Records from a data source

##########

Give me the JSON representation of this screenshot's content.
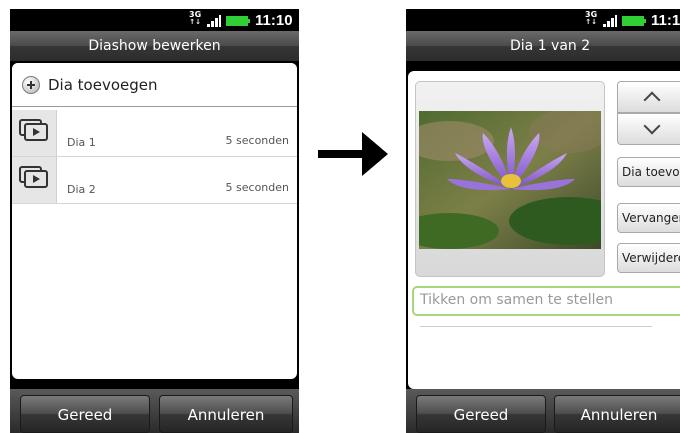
{
  "status": {
    "network": "3G",
    "time": "11:10"
  },
  "left_screen": {
    "title": "Diashow bewerken",
    "add_slide": "Dia toevoegen",
    "slides": [
      {
        "name": "Dia 1",
        "duration": "5 seconden"
      },
      {
        "name": "Dia 2",
        "duration": "5 seconden"
      }
    ],
    "buttons": {
      "done": "Gereed",
      "cancel": "Annuleren"
    }
  },
  "right_screen": {
    "title": "Dia 1 van 2",
    "side_buttons": {
      "add": "Dia toevoegen",
      "replace": "Vervangen",
      "remove": "Verwijderen"
    },
    "caption_placeholder": "Tikken om samen te stellen",
    "buttons": {
      "done": "Gereed",
      "cancel": "Annuleren"
    }
  },
  "colors": {
    "battery": "#2fcf35",
    "input_focus": "#a6d87a"
  }
}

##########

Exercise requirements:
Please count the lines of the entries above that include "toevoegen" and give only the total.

Answer box:
2